MANILA - President Rodrigo Duterte on Friday said the Philippines will continue to pursue friendly ties with China despite its continuous building of military facilities in its artificial islands in the disputed South China Sea.
Duterte has been accused of going soft on China despite the latter’s aggressive moves in the disputed waters.
The President, however, defended his stance and said it is useless to raise a howl of China’s activities in the disputed sea. He stressed, China’s move was really aimed at the U.S., its main rival for global dominance.
“China is playing it right at this time. That is the reality of geopolitics. Hindi naman tayo ang kalaban niyan eh. Ang kalaban n'yan ay America,” Duterte said in a news conference in Davao City.
“Huwag tayong makisali dyan. We better solve the fundamental problems of our country, including what is happening to our brother Filipinos.”
Duterte said the Philippines cannot afford to confront China, Asia’s largest economy.
“We are neutral. We will continue to talk with China. This is not the time to be fighting over South China Sea because it will only lead to a war,” he said.

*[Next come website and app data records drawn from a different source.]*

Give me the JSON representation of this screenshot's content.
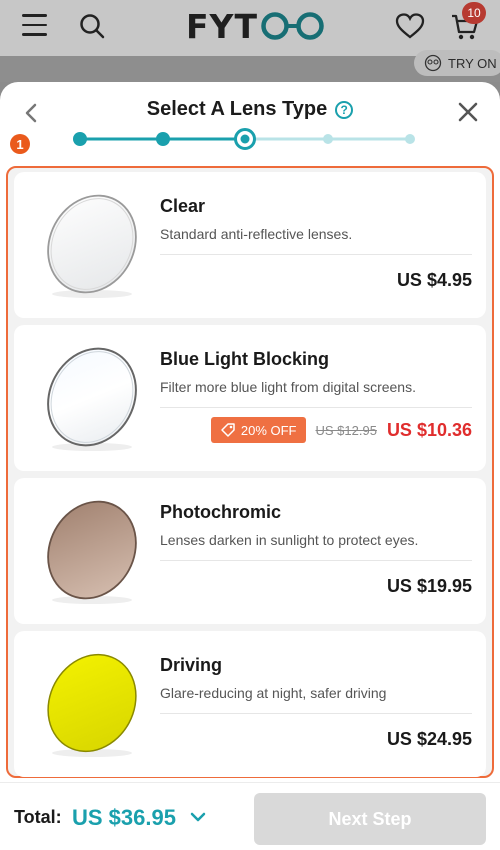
{
  "header": {
    "logo_text": "FYT",
    "cart_count": "10",
    "try_on_label": "TRY ON"
  },
  "sheet": {
    "title": "Select A Lens Type",
    "help_icon": "?",
    "step_marker": "1",
    "progress": {
      "total_steps": 5,
      "current_step": 3
    }
  },
  "options": [
    {
      "name": "Clear",
      "description": "Standard anti-reflective lenses.",
      "price": "US $4.95",
      "lens_color": "clear"
    },
    {
      "name": "Blue Light Blocking",
      "description": "Filter more blue light from digital screens.",
      "badge": "20% OFF",
      "old_price": "US $12.95",
      "price": "US $10.36",
      "lens_color": "blue-clear"
    },
    {
      "name": "Photochromic",
      "description": "Lenses darken in sunlight to protect eyes.",
      "price": "US $19.95",
      "lens_color": "#b89a89"
    },
    {
      "name": "Driving",
      "description": "Glare-reducing at night, safer driving",
      "price": "US $24.95",
      "lens_color": "#e6e400"
    }
  ],
  "footer": {
    "total_label": "Total:",
    "total_value": "US $36.95",
    "next_label": "Next Step"
  },
  "colors": {
    "accent": "#1aa0ad",
    "highlight": "#ee6b3a",
    "sale": "#e02d2d",
    "badge": "#ef7042"
  }
}
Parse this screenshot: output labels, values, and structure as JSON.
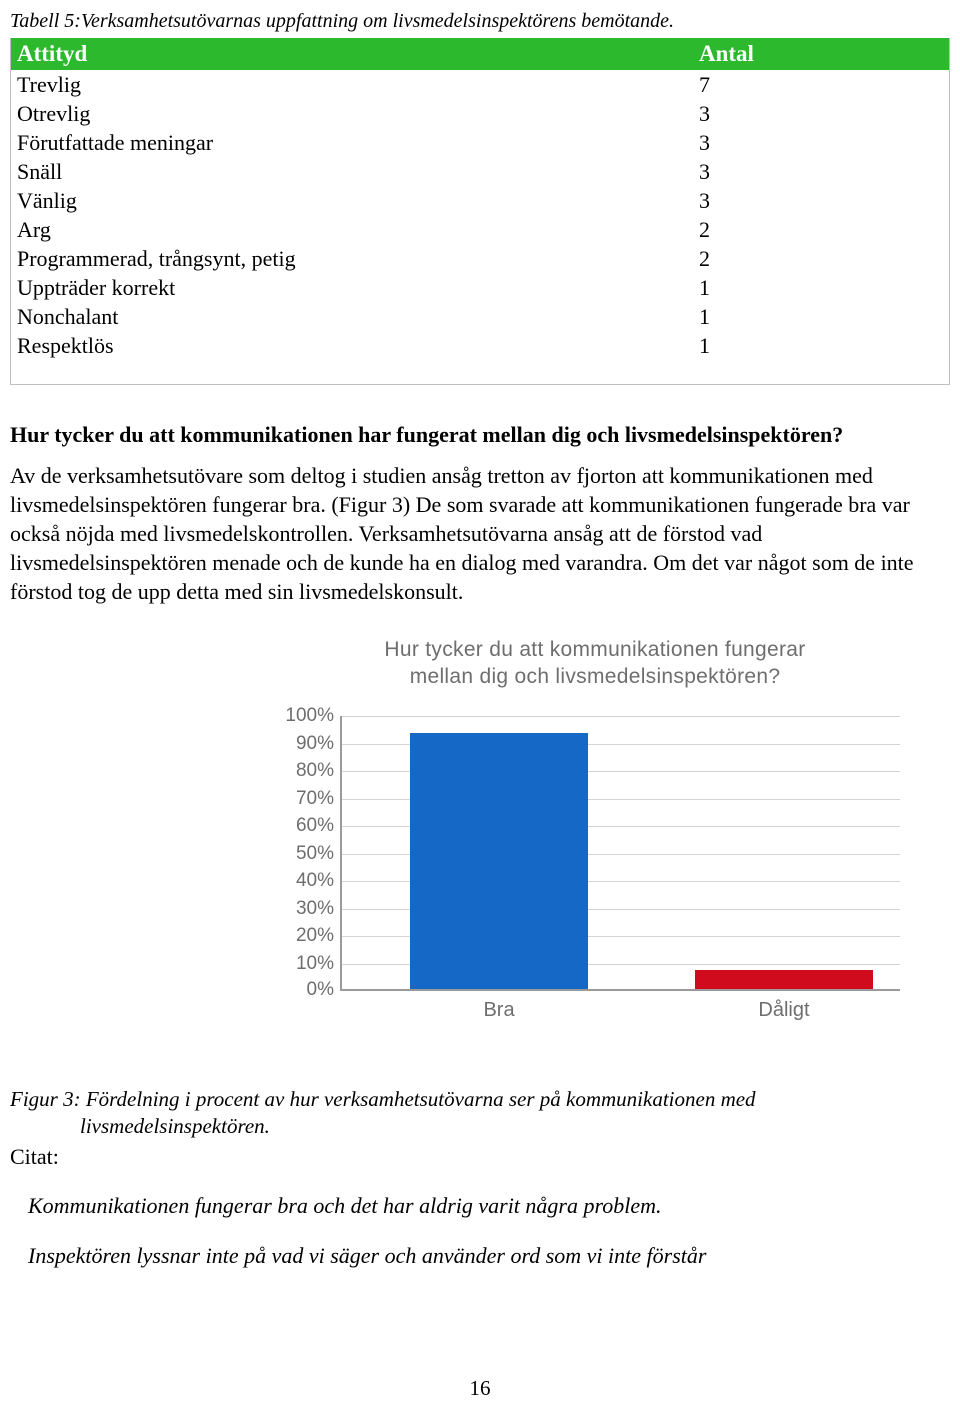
{
  "document": {
    "table_caption": "Tabell 5:Verksamhetsutövarnas uppfattning om livsmedelsinspektörens bemötande.",
    "table": {
      "headers": [
        "Attityd",
        "Antal"
      ],
      "rows": [
        {
          "attityd": "Trevlig",
          "antal": "7"
        },
        {
          "attityd": "Otrevlig",
          "antal": "3"
        },
        {
          "attityd": "Förutfattade meningar",
          "antal": "3"
        },
        {
          "attityd": "Snäll",
          "antal": "3"
        },
        {
          "attityd": "Vänlig",
          "antal": "3"
        },
        {
          "attityd": "Arg",
          "antal": "2"
        },
        {
          "attityd": "Programmerad, trångsynt, petig",
          "antal": "2"
        },
        {
          "attityd": "Uppträder korrekt",
          "antal": "1"
        },
        {
          "attityd": "Nonchalant",
          "antal": "1"
        },
        {
          "attityd": "Respektlös",
          "antal": "1"
        }
      ]
    },
    "question_heading": "Hur tycker du att kommunikationen har fungerat mellan dig och  livsmedelsinspektören?",
    "paragraph": "Av de verksamhetsutövare som deltog i studien ansåg tretton av fjorton att kommunikationen med livsmedelsinspektören fungerar bra. (Figur 3) De som svarade att kommunikationen fungerade bra var också nöjda med livsmedelskontrollen. Verksamhetsutövarna ansåg att de förstod vad livsmedelsinspektören menade och de kunde ha en dialog med varandra. Om det var något som de inte förstod tog de upp detta med sin livsmedelskonsult.",
    "figure_caption_line1": "Figur 3: Fördelning i procent av hur verksamhetsutövarna ser på kommunikationen med",
    "figure_caption_line2": "livsmedelsinspektören.",
    "citat_label": "Citat:",
    "quotes": [
      "Kommunikationen fungerar bra och det har aldrig varit några problem.",
      "Inspektören lyssnar inte på vad vi säger och använder ord som vi inte förstår"
    ],
    "page_number": "16"
  },
  "chart_data": {
    "type": "bar",
    "title": "Hur tycker du att kommunikationen fungerar mellan dig och livsmedelsinspektören?",
    "title_line1": "Hur tycker du att kommunikationen fungerar",
    "title_line2": "mellan dig och livsmedelsinspektören?",
    "categories": [
      "Bra",
      "Dåligt"
    ],
    "values": [
      93,
      7
    ],
    "xlabel": "",
    "ylabel": "",
    "ylim": [
      0,
      100
    ],
    "yticks": [
      "100%",
      "90%",
      "80%",
      "70%",
      "60%",
      "50%",
      "40%",
      "30%",
      "20%",
      "10%",
      "0%"
    ],
    "grid": true,
    "legend": "none",
    "colors": {
      "bra": "#1668c6",
      "daligt": "#d00b1e"
    }
  }
}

Beijing has almost finished building military installations in the seven reefs claimed by Manila in the Spratly archipelago, according to a Philippine Daily Inquirer report which released close-up images of the artificial islands, in a move described by observers as part of China’s bid to cement its control over the contested waters.

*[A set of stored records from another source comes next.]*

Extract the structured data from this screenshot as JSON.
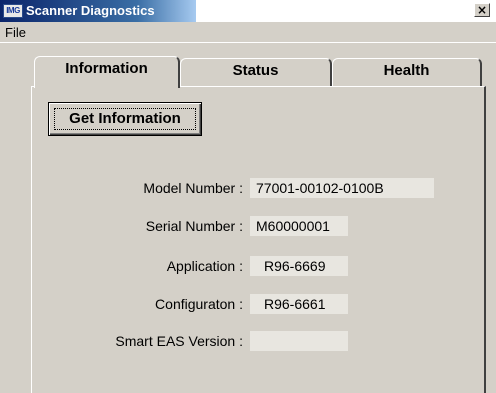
{
  "window": {
    "title": "Scanner Diagnostics",
    "icon_text": "IMG",
    "close_glyph": "×"
  },
  "menu": {
    "file": "File"
  },
  "tabs": [
    {
      "label": "Information",
      "active": true
    },
    {
      "label": "Status",
      "active": false
    },
    {
      "label": "Health",
      "active": false
    }
  ],
  "information": {
    "get_info_button": "Get Information",
    "fields": {
      "model_number": {
        "label": "Model Number :",
        "value": "77001-00102-0100B"
      },
      "serial_number": {
        "label": "Serial Number :",
        "value": "M60000001"
      },
      "application": {
        "label": "Application :",
        "value": "R96-6669"
      },
      "configuration": {
        "label": "Configuraton :",
        "value": "R96-6661"
      },
      "smart_eas": {
        "label": "Smart EAS Version :",
        "value": ""
      }
    }
  },
  "colors": {
    "title_gradient_start": "#0a246a",
    "title_gradient_end": "#a6caf0",
    "face": "#d4d0c8"
  }
}
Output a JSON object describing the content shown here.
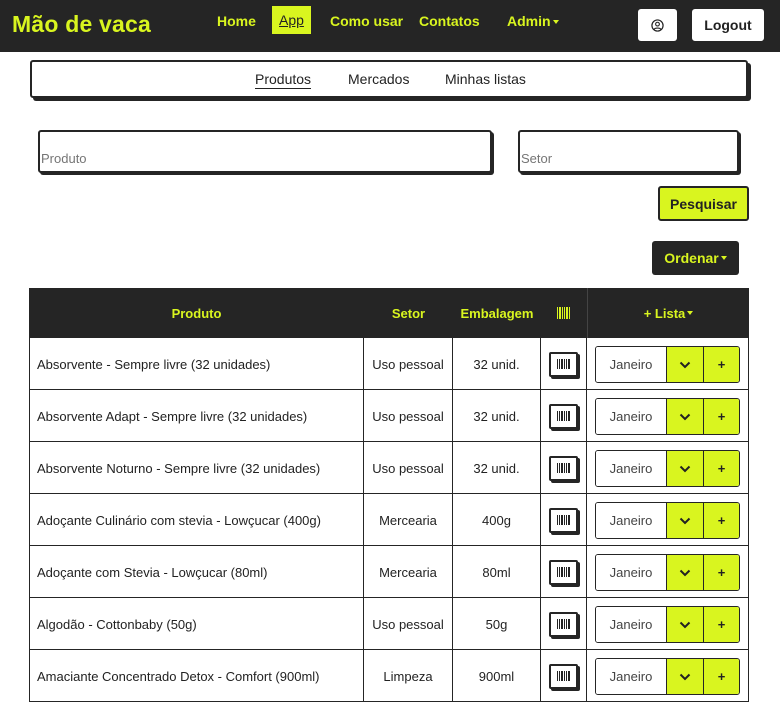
{
  "navbar": {
    "brand": "Mão de vaca",
    "links": {
      "home": "Home",
      "app": "App",
      "como_usar": "Como usar",
      "contatos": "Contatos",
      "admin": "Admin"
    },
    "logout": "Logout"
  },
  "tabs": {
    "produtos": "Produtos",
    "mercados": "Mercados",
    "minhas_listas": "Minhas listas"
  },
  "search": {
    "produto_placeholder": "Produto",
    "setor_placeholder": "Setor",
    "search_button": "Pesquisar",
    "order_button": "Ordenar"
  },
  "table": {
    "headers": {
      "produto": "Produto",
      "setor": "Setor",
      "embalagem": "Embalagem",
      "lista": "+ Lista"
    },
    "rows": [
      {
        "name": "Absorvente - Sempre livre (32 unidades)",
        "setor": "Uso pessoal",
        "emb": "32 unid.",
        "month": "Janeiro",
        "add": "+"
      },
      {
        "name": "Absorvente Adapt - Sempre livre (32 unidades)",
        "setor": "Uso pessoal",
        "emb": "32 unid.",
        "month": "Janeiro",
        "add": "+"
      },
      {
        "name": "Absorvente Noturno - Sempre livre (32 unidades)",
        "setor": "Uso pessoal",
        "emb": "32 unid.",
        "month": "Janeiro",
        "add": "+"
      },
      {
        "name": "Adoçante Culinário com stevia - Lowçucar (400g)",
        "setor": "Mercearia",
        "emb": "400g",
        "month": "Janeiro",
        "add": "+"
      },
      {
        "name": "Adoçante com Stevia - Lowçucar (80ml)",
        "setor": "Mercearia",
        "emb": "80ml",
        "month": "Janeiro",
        "add": "+"
      },
      {
        "name": "Algodão - Cottonbaby (50g)",
        "setor": "Uso pessoal",
        "emb": "50g",
        "month": "Janeiro",
        "add": "+"
      },
      {
        "name": "Amaciante Concentrado Detox - Comfort (900ml)",
        "setor": "Limpeza",
        "emb": "900ml",
        "month": "Janeiro",
        "add": "+"
      }
    ]
  },
  "colors": {
    "accent": "#d9f51f",
    "dark": "#252525"
  }
}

Malacañang has downplayed the release of the photos, hinting Manila was helpless in the face of a superior Chinese military.

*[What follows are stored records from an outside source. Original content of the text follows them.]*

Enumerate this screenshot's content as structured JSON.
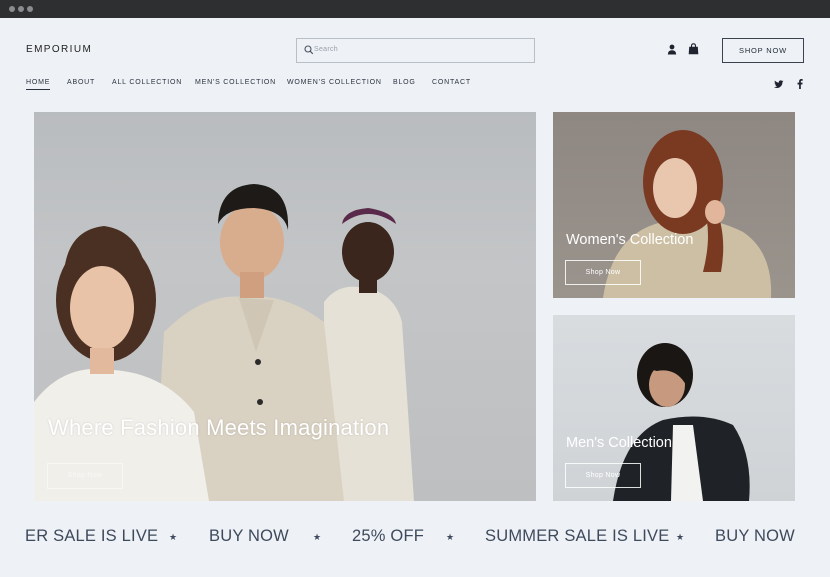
{
  "brand": "EMPORIUM",
  "search": {
    "placeholder": "Search",
    "icon": "search-icon"
  },
  "header": {
    "shop_now_label": "SHOP NOW",
    "icons": [
      "user-icon",
      "shopping-bag-icon"
    ]
  },
  "nav": {
    "items": [
      {
        "label": "HOME",
        "active": true
      },
      {
        "label": "ABOUT"
      },
      {
        "label": "ALL COLLECTION"
      },
      {
        "label": "MEN'S COLLECTION"
      },
      {
        "label": "WOMEN'S COLLECTION"
      },
      {
        "label": "BLOG"
      },
      {
        "label": "CONTACT"
      }
    ],
    "social_icons": [
      "twitter-icon",
      "facebook-icon"
    ]
  },
  "hero": {
    "title": "Where Fashion Meets Imagination",
    "button_label": "Shop Now"
  },
  "cards": {
    "women": {
      "title": "Women's Collection",
      "button_label": "Shop Now"
    },
    "men": {
      "title": "Men's Collection",
      "button_label": "Shop Now"
    }
  },
  "marquee": {
    "items": [
      "ER SALE IS LIVE",
      "BUY NOW",
      "25% OFF",
      "SUMMER SALE IS LIVE",
      "BUY NOW"
    ],
    "separator": "★"
  },
  "colors": {
    "background": "#eef1f5",
    "text": "#1f2a37",
    "marquee_text": "#3e4a5c",
    "titlebar": "#2e2f31"
  }
}
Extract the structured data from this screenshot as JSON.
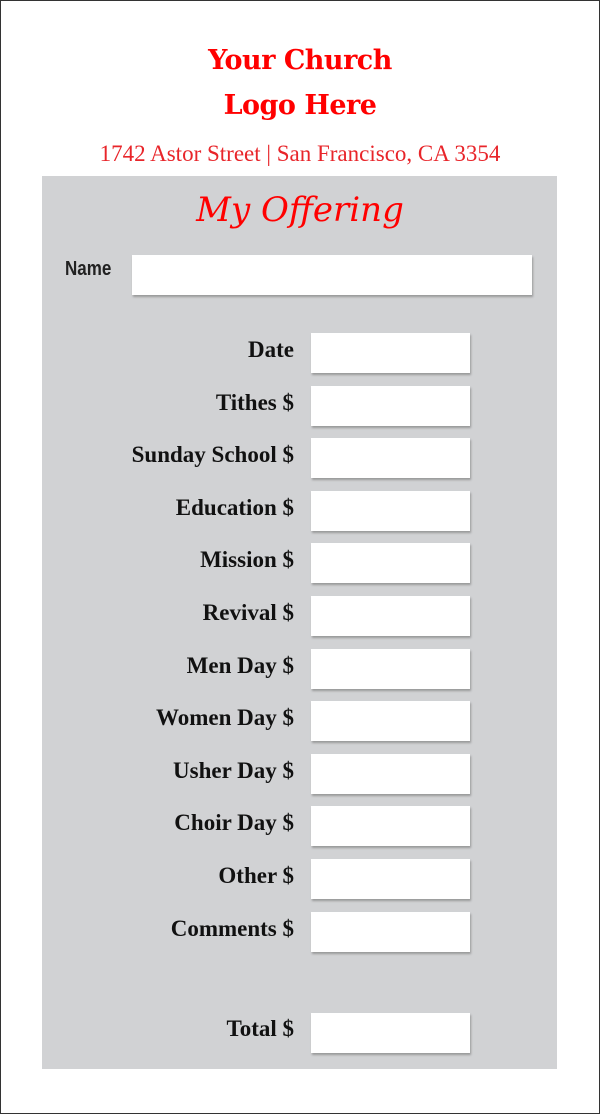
{
  "header": {
    "logo_line1": "Your Church",
    "logo_line2": "Logo Here",
    "address": "1742 Astor Street | San Francisco, CA 3354"
  },
  "form": {
    "title": "My Offering",
    "name_label": "Name",
    "name_value": "",
    "fields": [
      {
        "label": "Date",
        "value": ""
      },
      {
        "label": "Tithes $",
        "value": ""
      },
      {
        "label": "Sunday School $",
        "value": ""
      },
      {
        "label": "Education $",
        "value": ""
      },
      {
        "label": "Mission $",
        "value": ""
      },
      {
        "label": "Revival $",
        "value": ""
      },
      {
        "label": "Men Day $",
        "value": ""
      },
      {
        "label": "Women Day $",
        "value": ""
      },
      {
        "label": "Usher Day $",
        "value": ""
      },
      {
        "label": "Choir Day $",
        "value": ""
      },
      {
        "label": "Other $",
        "value": ""
      },
      {
        "label": "Comments $",
        "value": ""
      }
    ],
    "total_label": "Total $",
    "total_value": ""
  },
  "colors": {
    "accent": "#ff0000",
    "panel": "#d1d2d4"
  }
}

“This ‘militarization’, if you can call it militarization, did not happen during the Duterte administration alone. It’s been long militarized,” presidential spokesperson Harry Roque said in a news conference earlier this week.
“What can we do? Right now the posture of the President is to maintain close ties [with China] so they won’t have any reason to use those arms in those islands.”
Roque later said in an online interview that the Philippines might even thank China for the man-made islands in the event Beijing loses control over it.
Roque’s comment was derided by critics, but the President defended him.
“Kapag natapos na ‘yan sabihin natin ‘amin man yan. Palagyan mo muna ng building… I-turnover mo muna yung mga hotels dyan, yung mga tapos na dyan. Iyun ang ibig sabihin ni Roque. Malay mo,” he said.
Since assuming power, Duterte has sought to downplay Manila’s South China Sea dispute with Beijing in pursuit of better economic ties with Asia’s largest economy.
China, Vietnam, the Philippines, Malaysia, Taiwan and Brunei have overlapping claims in the South China Sea where $5 trillion in trade goods pass annually. The area is also believed to contain oil and gas reserves.
The Association of Southeast Asian Nations (ASEAN) and China have agreed to start negotiations on a code of conduct on the South China Sea in March.